Start of DATASET CONTENT
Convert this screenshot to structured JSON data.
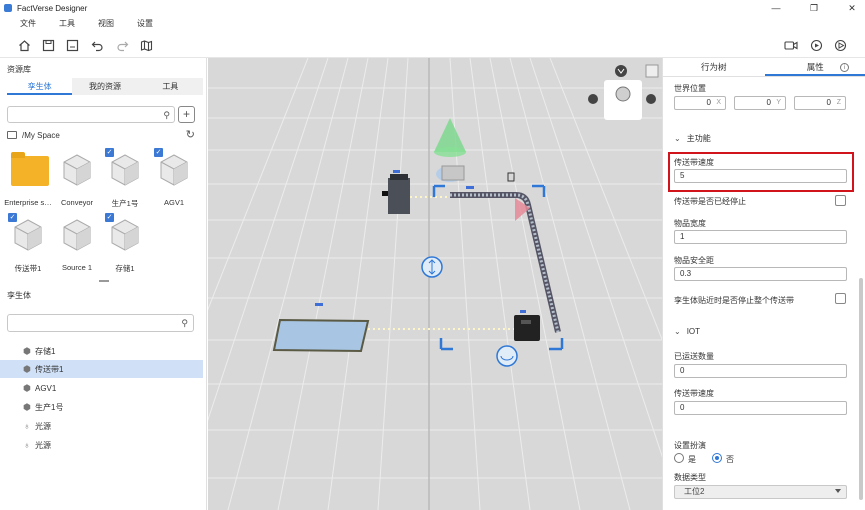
{
  "app": {
    "title": "FactVerse Designer"
  },
  "menu": [
    "文件",
    "工具",
    "视图",
    "设置"
  ],
  "left_panel": {
    "header": "资源库",
    "tabs": [
      "孪生体",
      "我的资源",
      "工具"
    ],
    "path": "/My Space",
    "assets": [
      {
        "label": "Enterprise s…",
        "type": "folder",
        "checked": false
      },
      {
        "label": "Conveyor",
        "type": "cube",
        "checked": false
      },
      {
        "label": "生产1号",
        "type": "cube",
        "checked": true
      },
      {
        "label": "AGV1",
        "type": "cube",
        "checked": true
      },
      {
        "label": "传送带1",
        "type": "cube",
        "checked": true
      },
      {
        "label": "Source 1",
        "type": "cube",
        "checked": false
      },
      {
        "label": "存储1",
        "type": "cube",
        "checked": true
      }
    ],
    "tree_header": "孪生体",
    "tree": [
      {
        "label": "存储1",
        "icon": "hex-icon",
        "selected": false
      },
      {
        "label": "传送带1",
        "icon": "hex-icon",
        "selected": true
      },
      {
        "label": "AGV1",
        "icon": "hex-icon",
        "selected": false
      },
      {
        "label": "生产1号",
        "icon": "hex-icon",
        "selected": false
      },
      {
        "label": "光源",
        "icon": "bulb-icon",
        "selected": false
      },
      {
        "label": "光源",
        "icon": "bulb-icon",
        "selected": false
      }
    ]
  },
  "right_panel": {
    "tabs": [
      "行为树",
      "属性"
    ],
    "world_pos_label": "世界位置",
    "pos": {
      "x": "0",
      "y": "0",
      "z": "0",
      "x_axis": "X",
      "y_axis": "Y",
      "z_axis": "Z"
    },
    "main_section": "主功能",
    "belt_speed_label": "传送带速度",
    "belt_speed": "5",
    "belt_stopped_label": "传送带是否已经停止",
    "item_width_label": "物品宽度",
    "item_width": "1",
    "item_safe_label": "物品安全距",
    "item_safe": "0.3",
    "stop_close_label": "孪生体贴近时是否停止整个传送带",
    "iot_section": "IOT",
    "shipped_label": "已运送数量",
    "shipped": "0",
    "belt_speed2_label": "传送带速度",
    "belt_speed2": "0",
    "sim_label": "设置扮演",
    "yes": "是",
    "no": "否",
    "datatype_label": "数据类型",
    "datatype_value": "工位2"
  },
  "colors": {
    "accent": "#2f78d6",
    "highlight": "#d1141b",
    "folder": "#f3b228"
  }
}
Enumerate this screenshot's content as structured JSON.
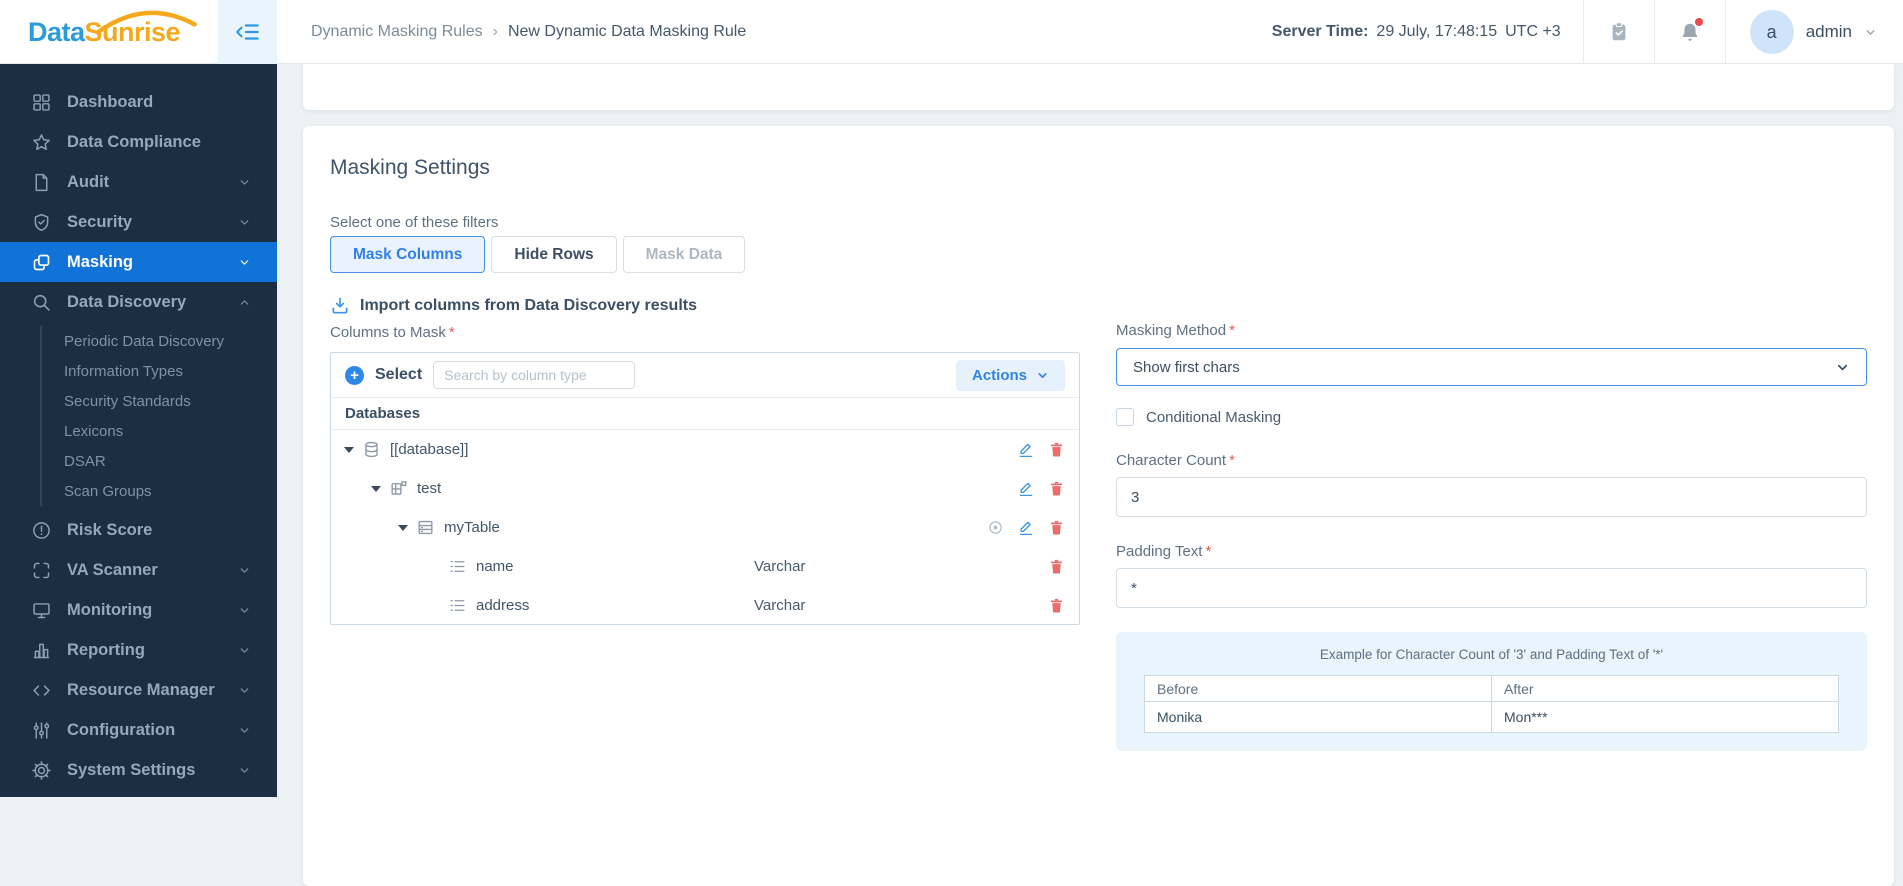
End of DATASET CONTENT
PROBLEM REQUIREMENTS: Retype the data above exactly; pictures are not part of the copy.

SOLUTION TO THIS TASK:
Convert this screenshot to structured JSON data.
{
  "app": {
    "title": "FactVerse Designer"
  },
  "menu": [
    "文件",
    "工具",
    "视图",
    "设置"
  ],
  "left_panel": {
    "header": "资源库",
    "tabs": [
      "孪生体",
      "我的资源",
      "工具"
    ],
    "path": "/My Space",
    "assets": [
      {
        "label": "Enterprise s…",
        "type": "folder",
        "checked": false
      },
      {
        "label": "Conveyor",
        "type": "cube",
        "checked": false
      },
      {
        "label": "生产1号",
        "type": "cube",
        "checked": true
      },
      {
        "label": "AGV1",
        "type": "cube",
        "checked": true
      },
      {
        "label": "传送带1",
        "type": "cube",
        "checked": true
      },
      {
        "label": "Source 1",
        "type": "cube",
        "checked": false
      },
      {
        "label": "存储1",
        "type": "cube",
        "checked": true
      }
    ],
    "tree_header": "孪生体",
    "tree": [
      {
        "label": "存储1",
        "icon": "hex-icon",
        "selected": false
      },
      {
        "label": "传送带1",
        "icon": "hex-icon",
        "selected": true
      },
      {
        "label": "AGV1",
        "icon": "hex-icon",
        "selected": false
      },
      {
        "label": "生产1号",
        "icon": "hex-icon",
        "selected": false
      },
      {
        "label": "光源",
        "icon": "bulb-icon",
        "selected": false
      },
      {
        "label": "光源",
        "icon": "bulb-icon",
        "selected": false
      }
    ]
  },
  "right_panel": {
    "tabs": [
      "行为树",
      "属性"
    ],
    "world_pos_label": "世界位置",
    "pos": {
      "x": "0",
      "y": "0",
      "z": "0",
      "x_axis": "X",
      "y_axis": "Y",
      "z_axis": "Z"
    },
    "main_section": "主功能",
    "belt_speed_label": "传送带速度",
    "belt_speed": "5",
    "belt_stopped_label": "传送带是否已经停止",
    "item_width_label": "物品宽度",
    "item_width": "1",
    "item_safe_label": "物品安全距",
    "item_safe": "0.3",
    "stop_close_label": "孪生体贴近时是否停止整个传送带",
    "iot_section": "IOT",
    "shipped_label": "已运送数量",
    "shipped": "0",
    "belt_speed2_label": "传送带速度",
    "belt_speed2": "0",
    "sim_label": "设置扮演",
    "yes": "是",
    "no": "否",
    "datatype_label": "数据类型",
    "datatype_value": "工位2"
  },
  "colors": {
    "accent": "#2f78d6",
    "highlight": "#d1141b",
    "folder": "#f3b228"
  }
}
Enumerate this screenshot's content as structured JSON.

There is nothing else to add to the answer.